Human-Computer Interaction. Jun2006, Vol. 21 Issue 2, p199-233. 35p. 24 Black and White Photographs, 1 Illustration, 1 Diagram, 2 Charts.
Prototypes, Information resources, Communication & technology, Business communication, Computer graphics, Video equipment, Architectural design, Set design, and Visual perception
Computing power is an integrated part of our physical environment, and since our physical environment is three-dimensional, the virtual studio technology, with its unique potential for visualizing digital 3D objects and environments along with physical objects, offers an obvious path to pursue in order to envision future usage scenarios in the domain of pervasive computing.We label the work method virtual video prototyping, which grew out of a number of information systems design techniques along with approaches to visualization in the field of architecture and set design.We present a collection of virtual video prototyping cases and use them as the platform for a discussion, which pinpoint advantages and disadvantages of working with virtual video prototyping as a tool for communication, experimentation and reflection in the design process. Based on more than ten cases we have made the observations that virtual video prototypes 1) are a powerful medium of communication in development teams and for communication with industry partners and potential investors, 2) support both testing and generating ideas 3) are particular suited for addressing spatial issues and new ways of interacting. In addition practical use of virtual video prototypes has indicated the need to take into account some critical issues including a) production resources, b) hand-on experience, and c) the seductive power of virtual video prototypes. [ABSTRACT FROM AUTHOR]
Prototypes, Computer-aided design, Computer algorithms, Computer graphics, and Computer interfaces
A VR-based system for the virtual prototyping of shoes employs a user interface that mimics shoe designer's conventional work style, using a pen and a shoe last as 3D proxy objects. Users sketch design lines onto the last. For this task, the system employs an algorithm for real-time sketch recognition on curved surfaces. On the basis of the framework of curves, the system creates further design elements (for example, leather pieces) to complete the model. Users can employ three pen-based interaction metaphors to interact directly with design elements, to input values, or to make choices from a menu. A user study shows that conventional designers can easily learn and apply these interaction methods. [ABSTRACT FROM PUBLISHER]
Jacobson, Allan S., Berkin, Andrew L., and Orton, Martin N.
Communications of the ACM. Apr94, Vol. 37 Issue 4, p43-52. 10p.
Computer software development, Data analysis, Research, Prototypes, Computer simulation, and Computer graphics

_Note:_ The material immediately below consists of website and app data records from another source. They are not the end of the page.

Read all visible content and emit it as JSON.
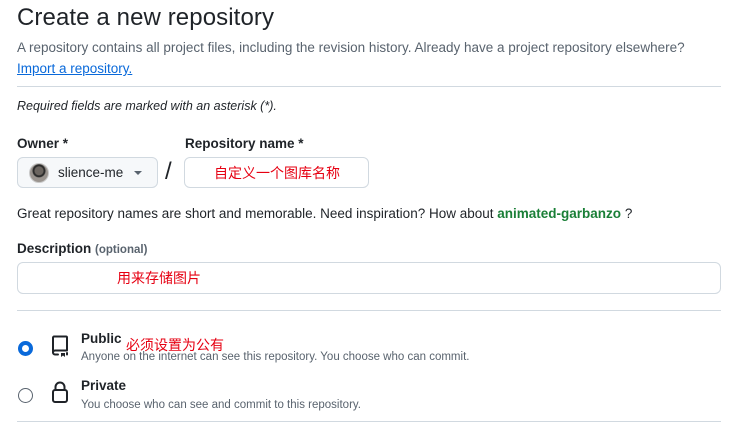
{
  "page": {
    "title": "Create a new repository",
    "subtitle": "A repository contains all project files, including the revision history. Already have a project repository elsewhere?",
    "import_link": "Import a repository."
  },
  "required_note": "Required fields are marked with an asterisk (*).",
  "owner": {
    "label": "Owner *",
    "value": "slience-me"
  },
  "separator": "/",
  "repository_name": {
    "label": "Repository name *",
    "value": "自定义一个图库名称"
  },
  "hint": {
    "text": "Great repository names are short and memorable. Need inspiration? How about",
    "suggestion": "animated-garbanzo",
    "suffix": "?"
  },
  "description": {
    "label": "Description",
    "optional": "(optional)",
    "value": "用来存储图片"
  },
  "visibility": {
    "annotation": "必须设置为公有",
    "options": [
      {
        "label": "Public",
        "description": "Anyone on the internet can see this repository. You choose who can commit.",
        "selected": true,
        "icon": "repo-icon"
      },
      {
        "label": "Private",
        "description": "You choose who can see and commit to this repository.",
        "selected": false,
        "icon": "lock-icon"
      }
    ]
  },
  "colors": {
    "link": "#0969da",
    "suggestion": "#1a7f37",
    "annotation": "#e60012",
    "radio_selected": "#0969da"
  }
}
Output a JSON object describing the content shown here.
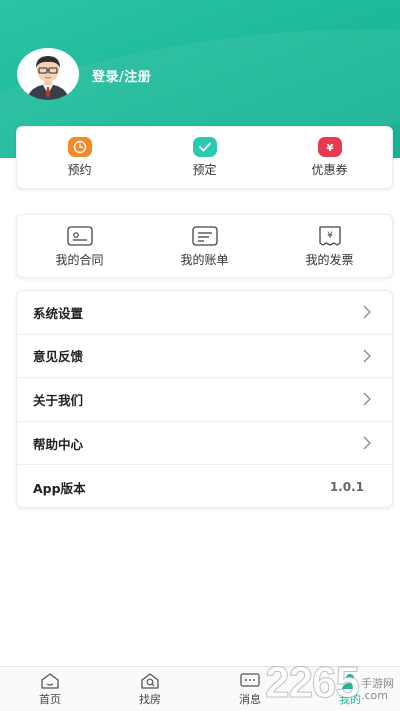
{
  "profile": {
    "login_label": "登录/注册"
  },
  "quick_actions": [
    {
      "label": "预约",
      "icon": "clock-icon",
      "color": "#f08a2a"
    },
    {
      "label": "预定",
      "icon": "check-icon",
      "color": "#2bc9ae"
    },
    {
      "label": "优惠券",
      "icon": "coupon-icon",
      "color": "#e83a4e"
    }
  ],
  "documents": [
    {
      "label": "我的合同",
      "icon": "contract-icon"
    },
    {
      "label": "我的账单",
      "icon": "bill-icon"
    },
    {
      "label": "我的发票",
      "icon": "invoice-icon"
    }
  ],
  "menu": [
    {
      "label": "系统设置"
    },
    {
      "label": "意见反馈"
    },
    {
      "label": "关于我们"
    },
    {
      "label": "帮助中心"
    },
    {
      "label": "App版本",
      "value": "1.0.1"
    }
  ],
  "tabs": [
    {
      "label": "首页",
      "icon": "home-icon"
    },
    {
      "label": "找房",
      "icon": "house-search-icon"
    },
    {
      "label": "消息",
      "icon": "message-icon"
    },
    {
      "label": "我的",
      "icon": "user-icon",
      "active": true
    }
  ],
  "watermark": {
    "number": "2265",
    "text1": "手游网",
    "text2": ".com"
  },
  "colors": {
    "brand": "#1cb89a"
  }
}
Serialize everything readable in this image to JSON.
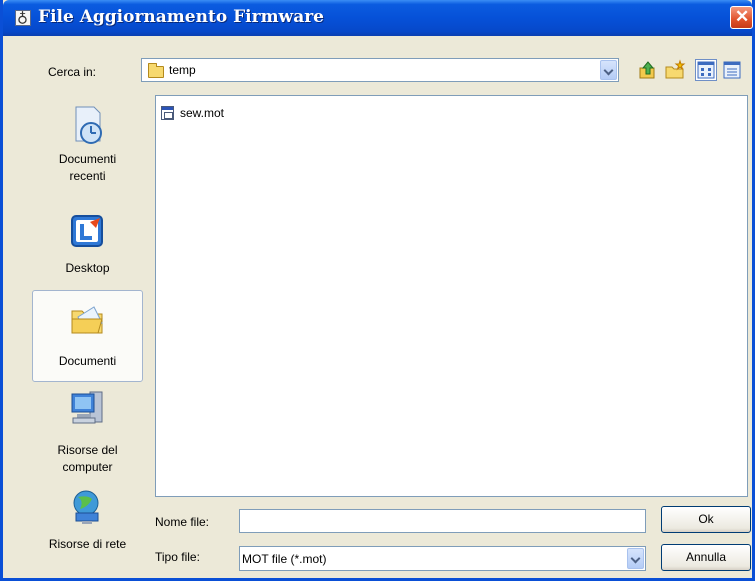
{
  "window": {
    "title": "File Aggiornamento Firmware"
  },
  "look_in": {
    "label": "Cerca in:",
    "value": "temp"
  },
  "toolbar": {
    "icons": [
      "up-one-level-icon",
      "new-folder-icon",
      "list-view-icon",
      "details-view-icon"
    ]
  },
  "places": [
    {
      "label_1": "Documenti",
      "label_2": "recenti",
      "icon": "recent-documents-icon"
    },
    {
      "label_1": "Desktop",
      "label_2": "",
      "icon": "desktop-icon"
    },
    {
      "label_1": "Documenti",
      "label_2": "",
      "icon": "my-documents-icon",
      "selected": true
    },
    {
      "label_1": "Risorse del",
      "label_2": "computer",
      "icon": "my-computer-icon"
    },
    {
      "label_1": "Risorse di rete",
      "label_2": "",
      "icon": "network-icon"
    }
  ],
  "files": [
    {
      "name": "sew.mot"
    }
  ],
  "filename": {
    "label": "Nome file:",
    "value": ""
  },
  "filetype": {
    "label": "Tipo file:",
    "value": "MOT file (*.mot)"
  },
  "buttons": {
    "ok": "Ok",
    "cancel": "Annulla"
  }
}
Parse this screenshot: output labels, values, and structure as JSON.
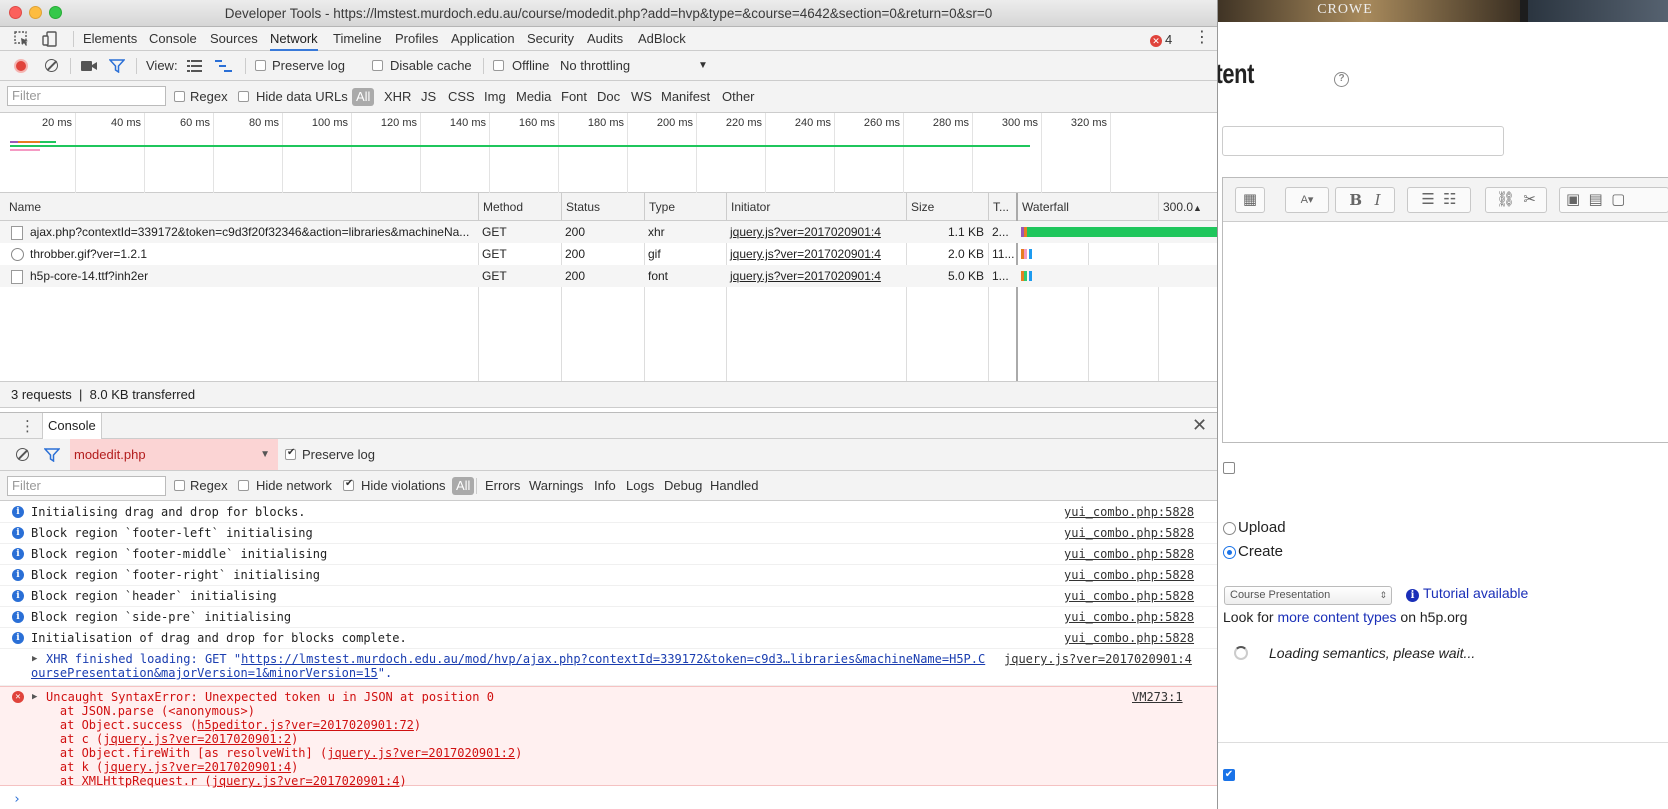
{
  "window": {
    "title": "Developer Tools - https://lmstest.murdoch.edu.au/course/modedit.php?add=hvp&type=&course=4642&section=0&return=0&sr=0"
  },
  "tabs": [
    "Elements",
    "Console",
    "Sources",
    "Network",
    "Timeline",
    "Profiles",
    "Application",
    "Security",
    "Audits",
    "AdBlock"
  ],
  "active_tab": "Network",
  "error_count": "4",
  "network_toolbar": {
    "view_label": "View:",
    "preserve_log": "Preserve log",
    "disable_cache": "Disable cache",
    "offline": "Offline",
    "throttling": "No throttling"
  },
  "network_filter": {
    "placeholder": "Filter",
    "regex": "Regex",
    "hide_data_urls": "Hide data URLs",
    "types": [
      "All",
      "XHR",
      "JS",
      "CSS",
      "Img",
      "Media",
      "Font",
      "Doc",
      "WS",
      "Manifest",
      "Other"
    ]
  },
  "overview_ticks": [
    "20 ms",
    "40 ms",
    "60 ms",
    "80 ms",
    "100 ms",
    "120 ms",
    "140 ms",
    "160 ms",
    "180 ms",
    "200 ms",
    "220 ms",
    "240 ms",
    "260 ms",
    "280 ms",
    "300 ms",
    "320 ms"
  ],
  "table": {
    "columns": [
      "Name",
      "Method",
      "Status",
      "Type",
      "Initiator",
      "Size",
      "T...",
      "Waterfall",
      "300.0"
    ],
    "rows": [
      {
        "name": "ajax.php?contextId=339172&token=c9d3f20f32346&action=libraries&machineNa...",
        "method": "GET",
        "status": "200",
        "type": "xhr",
        "initiator": "jquery.js?ver=2017020901:4",
        "size": "1.1 KB",
        "time": "2..."
      },
      {
        "name": "throbber.gif?ver=1.2.1",
        "method": "GET",
        "status": "200",
        "type": "gif",
        "initiator": "jquery.js?ver=2017020901:4",
        "size": "2.0 KB",
        "time": "11..."
      },
      {
        "name": "h5p-core-14.ttf?inh2er",
        "method": "GET",
        "status": "200",
        "type": "font",
        "initiator": "jquery.js?ver=2017020901:4",
        "size": "5.0 KB",
        "time": "1..."
      }
    ],
    "summary_requests": "3 requests",
    "summary_sep": "|",
    "summary_transferred": "8.0 KB transferred"
  },
  "drawer": {
    "tab": "Console",
    "context": "modedit.php",
    "preserve_log": "Preserve log",
    "filter_placeholder": "Filter",
    "regex": "Regex",
    "hide_network": "Hide network",
    "hide_violations": "Hide violations",
    "levels": [
      "All",
      "Errors",
      "Warnings",
      "Info",
      "Logs",
      "Debug",
      "Handled"
    ]
  },
  "console": {
    "messages": [
      {
        "text": "Initialising drag and drop for blocks.",
        "source": "yui_combo.php:5828"
      },
      {
        "text": "Block region `footer-left` initialising",
        "source": "yui_combo.php:5828"
      },
      {
        "text": "Block region `footer-middle` initialising",
        "source": "yui_combo.php:5828"
      },
      {
        "text": "Block region `footer-right` initialising",
        "source": "yui_combo.php:5828"
      },
      {
        "text": "Block region `header` initialising",
        "source": "yui_combo.php:5828"
      },
      {
        "text": "Block region `side-pre` initialising",
        "source": "yui_combo.php:5828"
      },
      {
        "text": "Initialisation of drag and drop for blocks complete.",
        "source": "yui_combo.php:5828"
      }
    ],
    "xhr": {
      "prefix": "XHR finished loading: GET \"",
      "url_line1": "https://lmstest.murdoch.edu.au/mod/hvp/ajax.php?contextId=339172&token=c9d3…libraries&machineName=H5P.C",
      "url_line2": "oursePresentation&majorVersion=1&minorVersion=15",
      "suffix": "\".",
      "source": "jquery.js?ver=2017020901:4"
    },
    "error": {
      "title": "Uncaught SyntaxError: Unexpected token u in JSON at position 0",
      "source": "VM273:1",
      "stack": [
        {
          "pre": "    at JSON.parse (<anonymous>)",
          "link": "",
          "post": ""
        },
        {
          "pre": "    at Object.success (",
          "link": "h5peditor.js?ver=2017020901:72",
          "post": ")"
        },
        {
          "pre": "    at c (",
          "link": "jquery.js?ver=2017020901:2",
          "post": ")"
        },
        {
          "pre": "    at Object.fireWith [as resolveWith] (",
          "link": "jquery.js?ver=2017020901:2",
          "post": ")"
        },
        {
          "pre": "    at k (",
          "link": "jquery.js?ver=2017020901:4",
          "post": ")"
        },
        {
          "pre": "    at XMLHttpRequest.r (",
          "link": "jquery.js?ver=2017020901:4",
          "post": ")"
        }
      ]
    },
    "prompt": "›"
  },
  "background_page": {
    "banner_text": "CROWE",
    "heading": "ve Content",
    "help": "?",
    "upload_label": "Upload",
    "create_label": "Create",
    "select_value": "Course Presentation",
    "tutorial_link": "Tutorial available",
    "look_prefix": "Look for ",
    "look_link": "more content types",
    "look_suffix": " on h5p.org",
    "loading": "Loading semantics, please wait..."
  },
  "colors": {
    "accent": "#3879d9",
    "error": "#e0433b",
    "waterfall_green": "#1fc65c",
    "waterfall_blue": "#1d9bf0"
  }
}
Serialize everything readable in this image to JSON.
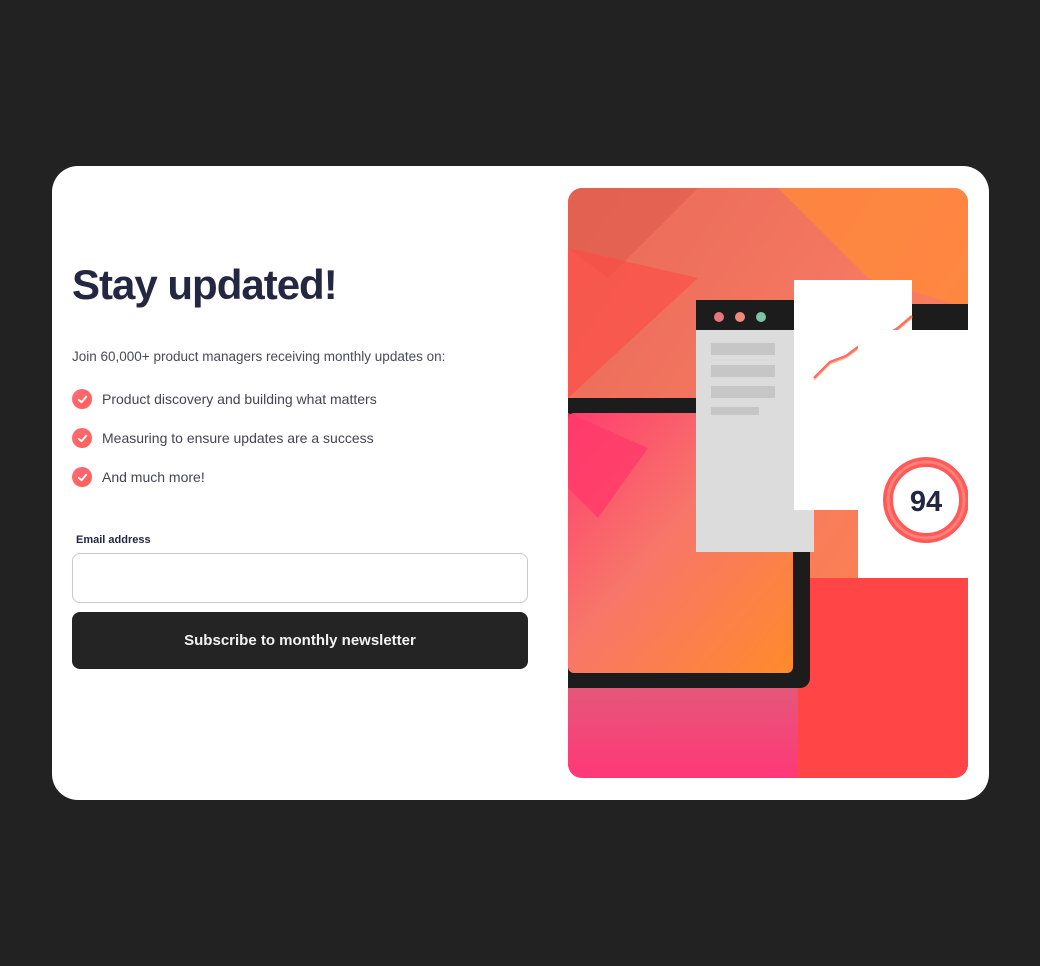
{
  "signup": {
    "title": "Stay updated!",
    "intro": "Join 60,000+ product managers receiving monthly updates on:",
    "features": [
      "Product discovery and building what matters",
      "Measuring to ensure updates are a success",
      "And much more!"
    ],
    "email_label": "Email address",
    "email_placeholder": "",
    "email_value": "",
    "button_label": "Subscribe to monthly newsletter"
  },
  "illustration": {
    "score": "94"
  },
  "colors": {
    "page_bg": "#222222",
    "card_bg": "#ffffff",
    "dark_text": "#242742",
    "button_bg": "#242424",
    "accent_pink": "#ff527b",
    "accent_orange": "#ff6a3a",
    "accent_red": "#ff4a4a"
  }
}
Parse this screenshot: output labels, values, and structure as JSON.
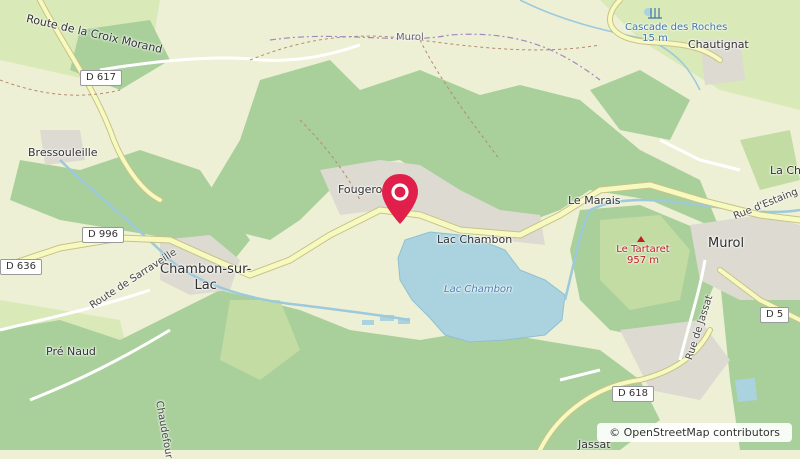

The article describes a system that grew out of the U.S. NASA research project at the Jet Propulsion Laboratory. Its goal is to study the application of computer graphics to the problem of rapidly and interactively exploring and analyzing very large amounts of scientific data gathered during the execution, computations, or computer simulations. Objectives of the research program are to develop a software environment and test bed to support the rapid prototyping of visual data analysis applications, while maintaining the high level of performance necessary for interactive manipulation of graphical displays to develop a user interface that is truly intuitive, allowing quick access to the software for the novice as well as the advanced user, to provide a suite of sample applications that are useful across a variety of scientific disciplines and to provide tools to support user development of applications for this environment. The Linked Windows Interactive Data System, or LinkWinds, is both a test bed for concepts resulting from this research and a prototype product of the effort.
Prototypes, Computer graphics, and Computer network resources
Focuses on the developments in the rapid prototyping industry in the United States. Transformation of rapid prototyping technology to rapid manufacturing; Limitations to the applicability of rapid manufacturing processes; Advantages of rapid prototyping applications.
The article focuses on Front's Sketch Furniture Project, in which designers trace invisible lines in their air, creating blueprints that are captured by motion sensory equipment and made into inanimate objects in liquid plastic by rapid prototyping technology. The sensory equipment recognizes motions of a specialized pen and translates them to three-dimensional graphics files used in computer programs. A laser beam is used to cast liquid plastic layer by layer.